Activity: Every line of the data that includes "CategoryID" should be copied out.

Data supplied:
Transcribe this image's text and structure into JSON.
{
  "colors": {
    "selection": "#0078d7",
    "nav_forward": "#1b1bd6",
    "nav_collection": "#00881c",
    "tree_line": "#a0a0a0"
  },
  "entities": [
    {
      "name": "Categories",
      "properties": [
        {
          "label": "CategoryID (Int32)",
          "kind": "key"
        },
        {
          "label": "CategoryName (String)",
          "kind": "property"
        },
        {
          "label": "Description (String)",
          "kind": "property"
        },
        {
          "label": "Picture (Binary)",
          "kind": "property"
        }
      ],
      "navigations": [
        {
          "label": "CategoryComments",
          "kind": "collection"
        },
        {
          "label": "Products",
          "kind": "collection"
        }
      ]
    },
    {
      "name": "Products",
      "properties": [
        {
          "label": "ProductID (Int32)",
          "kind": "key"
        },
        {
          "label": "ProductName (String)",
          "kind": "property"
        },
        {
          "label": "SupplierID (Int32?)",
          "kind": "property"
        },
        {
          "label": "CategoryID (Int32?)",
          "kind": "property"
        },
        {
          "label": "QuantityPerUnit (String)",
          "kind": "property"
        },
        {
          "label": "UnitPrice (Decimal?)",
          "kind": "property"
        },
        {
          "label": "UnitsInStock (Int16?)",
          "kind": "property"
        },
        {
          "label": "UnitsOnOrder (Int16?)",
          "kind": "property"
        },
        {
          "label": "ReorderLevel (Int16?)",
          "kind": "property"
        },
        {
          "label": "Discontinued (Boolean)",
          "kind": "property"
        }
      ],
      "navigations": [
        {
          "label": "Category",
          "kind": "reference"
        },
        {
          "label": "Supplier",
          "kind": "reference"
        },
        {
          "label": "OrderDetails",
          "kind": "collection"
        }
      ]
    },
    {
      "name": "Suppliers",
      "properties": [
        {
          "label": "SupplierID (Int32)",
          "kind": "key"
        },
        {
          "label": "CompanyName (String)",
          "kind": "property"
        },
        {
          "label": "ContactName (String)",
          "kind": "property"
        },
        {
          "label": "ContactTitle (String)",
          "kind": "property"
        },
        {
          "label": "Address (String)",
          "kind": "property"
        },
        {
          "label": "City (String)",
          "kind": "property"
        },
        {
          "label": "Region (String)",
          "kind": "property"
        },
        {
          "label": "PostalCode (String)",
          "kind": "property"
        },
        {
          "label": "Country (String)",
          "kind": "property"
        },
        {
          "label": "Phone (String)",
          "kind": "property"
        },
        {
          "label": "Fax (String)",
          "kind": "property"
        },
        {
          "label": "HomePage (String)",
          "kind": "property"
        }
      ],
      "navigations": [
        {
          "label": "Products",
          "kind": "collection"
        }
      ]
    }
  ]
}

Answer space:
          "label": "CategoryID (Int32)",
          "label": "CategoryID (Int32?)",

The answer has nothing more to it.